Polymeric Implants for the Long-Acting Delivery of Biologics

3/22/2022 14:30 - 15:00

While decades-old drug products offering long-acting sustained delivery of small molecules and peptides exist, comparable systems that deliver biologics remain elusive. Protein drugs, such as monoclonal antibodies, are vitally important in the treatment of various diseases – including cancer, autoimmune disorders, asthma, and diseases of the eye – and a system capable of sustained delivery of a protein would be attractive in a number of indications.

But there are big problems that stand in the way of realizing a long-acting drug delivery system for biologics.

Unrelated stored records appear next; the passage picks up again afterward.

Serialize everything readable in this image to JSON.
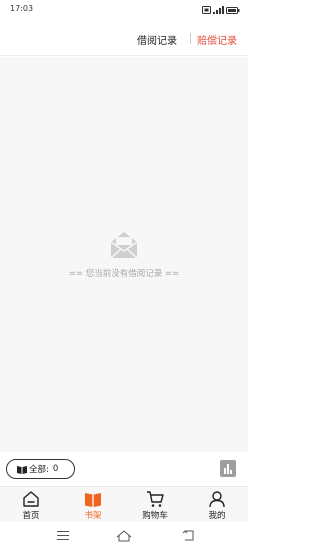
{
  "status_bar": {
    "time": "17:03"
  },
  "header": {
    "tabs": [
      {
        "label": "借阅记录",
        "active": false
      },
      {
        "label": "赔偿记录",
        "active": true
      }
    ]
  },
  "main": {
    "empty_text": "== 您当前没有借阅记录 =="
  },
  "summary": {
    "total_label": "全部:",
    "total_count": "0"
  },
  "tabbar": {
    "items": [
      {
        "label": "首页",
        "icon": "home-icon",
        "active": false
      },
      {
        "label": "书架",
        "icon": "bookshelf-icon",
        "active": true
      },
      {
        "label": "购物车",
        "icon": "cart-icon",
        "active": false
      },
      {
        "label": "我的",
        "icon": "user-icon",
        "active": false
      }
    ]
  },
  "nav_bar": {
    "icons": [
      "menu-icon",
      "home-nav-icon",
      "back-icon"
    ]
  },
  "colors": {
    "accent": "#f0641e",
    "compensate_tab": "#e64b3c"
  }
}
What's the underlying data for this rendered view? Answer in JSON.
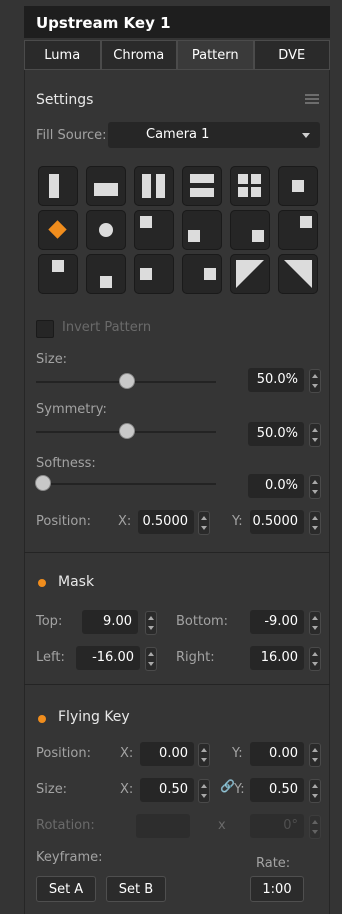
{
  "header": {
    "title": "Upstream Key 1"
  },
  "tabs": [
    {
      "label": "Luma"
    },
    {
      "label": "Chroma"
    },
    {
      "label": "Pattern"
    },
    {
      "label": "DVE"
    }
  ],
  "settings": {
    "title": "Settings",
    "fill_source_label": "Fill Source:",
    "fill_source_value": "Camera 1",
    "invert_label": "Invert Pattern"
  },
  "size": {
    "label": "Size:",
    "value": "50.0%",
    "level": 0.5
  },
  "symmetry": {
    "label": "Symmetry:",
    "value": "50.0%",
    "level": 0.5
  },
  "softness": {
    "label": "Softness:",
    "value": "0.0%",
    "level": 0.0
  },
  "position": {
    "label": "Position:",
    "x_label": "X:",
    "x_value": "0.5000",
    "y_label": "Y:",
    "y_value": "0.5000"
  },
  "mask": {
    "title": "Mask",
    "top_label": "Top:",
    "top_value": "9.00",
    "bottom_label": "Bottom:",
    "bottom_value": "-9.00",
    "left_label": "Left:",
    "left_value": "-16.00",
    "right_label": "Right:",
    "right_value": "16.00"
  },
  "flying_key": {
    "title": "Flying Key",
    "position_label": "Position:",
    "pos_x_label": "X:",
    "pos_x": "0.00",
    "pos_y_label": "Y:",
    "pos_y": "0.00",
    "size_label": "Size:",
    "size_x_label": "X:",
    "size_x": "0.50",
    "size_y_label": "Y:",
    "size_y": "0.50",
    "rotation_label": "Rotation:",
    "rotation_x_label": "x",
    "rotation_value": "0°",
    "keyframe_label": "Keyframe:",
    "rate_label": "Rate:",
    "set_a": "Set A",
    "set_b": "Set B",
    "rate_value": "1:00"
  },
  "colors": {
    "accent": "#f08d1d",
    "panel": "#353535"
  }
}
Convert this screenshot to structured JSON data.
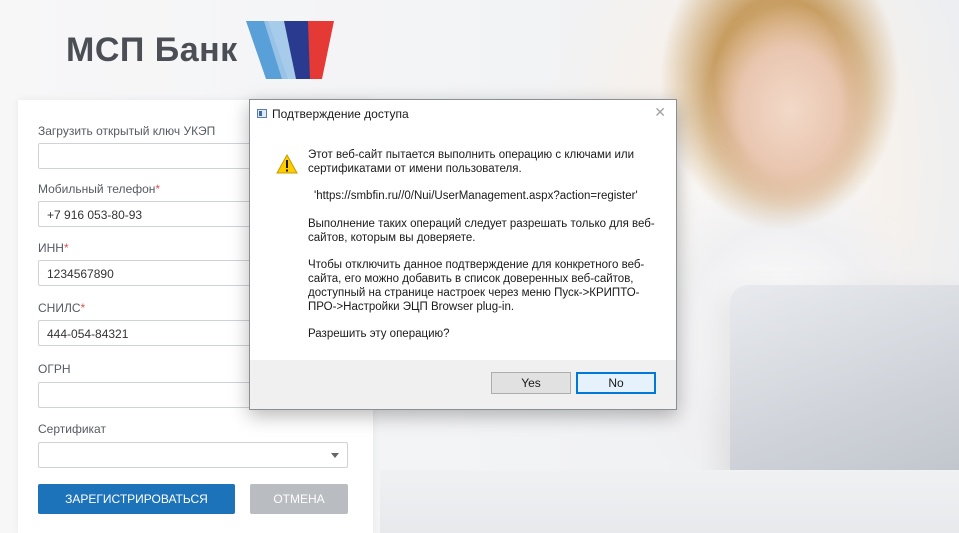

  • Stability: The function of a protein drug is usually tied to its tertiary structure, and this structure is inherently unstable. Protein stability is particularly challenging in the face of elevated temperatures, organic solvents, and acids – which are common in many long-acting drug delivery formulations.
  • Potency: Many important protein drugs are less potent than the small molecule drugs that have been successful in long-acting drug delivery systems. A viable long-acting implant will have to be highly loaded to carry a large payload of drug. Controlling the release rate when highly loaded with a drug is difficult with many conventional polymeric long-acting delivery systems.
  • Control of release rate: In highly loaded polymeric drug delivery systems, the release rate of the drug can be strongly dependent on the drug loading. Typically, when a polymeric system is loaded with a drug at approximately 60% or greater a hydrophilic protein rapidly releases. A successful drug delivery system for a protein will provide a mechanism to reduce release rate when highly loaded, and ideally offers a mechanism to tune release rate independent of loading.
  • Manufacturing: The ideal system for the drug delivery of a protein should take advantage of existing and established manufacturing methods.

We are developing a polymeric drug delivery implant for the long-acting delivery of a protein that addresses these four challenges. In our approach, protein is combined with ethylene-vinyl acetate (EVA) using conventional hot melt extrusion equipment, which eliminates the need for organic solvents. EVA is capable of very low processing temperatures in extrusion, can be highly loaded with a drug while maintaining usable mechanical properties, and will not produce acidic byproducts. To control the release rate of the drug, our implant consists of a drug-loaded core surrounded by a rate-limiting membrane that can be tuned to target relevant release rates. This multilayer structure is realized via coextrusion.

This contribution will present our system and example data derived from selected model proteins.

Christian Schneider, New Business Development Manager, Celanese Corp